While the temptation to resort to yelling is hard to resist (and you're not alone! This article references studies that show that nearly all parents do so at some point), I believe it sends a message to children that it is okay to yell back. The fact that your son yells right back at you would seem to support this, and I know other parents who have experienced the same.
If you find yourself losing your calm, take a moment or two to remove yourself from the situation, gather yourself, and then come back.
This question, while describing a situation more extreme than yours, does have some useful advice in the answers. The key takeaway for me from one of the answers is: "Children key off their parents' reactions more than the argument or physical discipline itself." I think this is fantastic advice, but it can be very difficult to change how you respond, especially with a defiant child.
Losing privileges is probably an appropriate response if he continues to engage in poor behavior. If he pushes or hits his brother during a commercial, the TV gets turned off (or perhaps his brother gets to change the channel to a show he wants to watch, instead, or even his brother can stay and watch TV, but he has to go to a different room).
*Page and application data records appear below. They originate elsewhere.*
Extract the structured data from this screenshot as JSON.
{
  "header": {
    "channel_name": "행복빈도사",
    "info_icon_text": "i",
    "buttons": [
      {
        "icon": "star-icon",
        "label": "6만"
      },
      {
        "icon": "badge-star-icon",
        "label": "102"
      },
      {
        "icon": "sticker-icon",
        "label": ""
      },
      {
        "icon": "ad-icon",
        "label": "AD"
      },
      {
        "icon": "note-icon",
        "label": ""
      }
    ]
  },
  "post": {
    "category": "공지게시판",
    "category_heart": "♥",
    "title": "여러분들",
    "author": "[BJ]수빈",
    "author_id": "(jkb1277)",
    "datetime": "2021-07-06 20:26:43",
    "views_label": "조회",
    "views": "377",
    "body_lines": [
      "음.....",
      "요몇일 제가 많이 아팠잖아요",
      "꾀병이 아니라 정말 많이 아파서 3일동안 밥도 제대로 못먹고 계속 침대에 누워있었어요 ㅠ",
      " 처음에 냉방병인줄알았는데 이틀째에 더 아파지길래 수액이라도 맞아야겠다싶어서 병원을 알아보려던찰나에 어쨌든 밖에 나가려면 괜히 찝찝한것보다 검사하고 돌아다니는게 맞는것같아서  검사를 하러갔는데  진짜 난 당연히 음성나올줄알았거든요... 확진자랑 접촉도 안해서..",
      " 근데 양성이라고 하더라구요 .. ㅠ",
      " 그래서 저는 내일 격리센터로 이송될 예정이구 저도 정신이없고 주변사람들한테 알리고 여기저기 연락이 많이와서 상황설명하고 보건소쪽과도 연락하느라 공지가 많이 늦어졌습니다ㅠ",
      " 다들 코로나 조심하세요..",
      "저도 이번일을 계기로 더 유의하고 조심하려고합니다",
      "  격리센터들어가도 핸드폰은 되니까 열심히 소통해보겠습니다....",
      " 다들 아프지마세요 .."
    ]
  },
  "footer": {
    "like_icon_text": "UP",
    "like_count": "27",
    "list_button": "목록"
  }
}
Asking a 5 year old to sit down and relax may be expecting too much, though. Especially if he's been diagnosed with ADHD. Instead, try to find ways for him to burn off some of that extra energy. Trips to the playground, games inside or outside of the house, or even a walk around the neighborhood are better alternatives.
I also absolutely agree with Vicky.
If you disagree with the medications prescribed for your son, find a different doctor. Don't just pull him off the medications and devise your own treatment plan. ADHD is arguably over-diagnosed, and I don't believe that medication is always the right course, but that's not a decision to make lightly, and you should have professional guidance in whatever course you follow. Especially if your son is having significant behavior problems.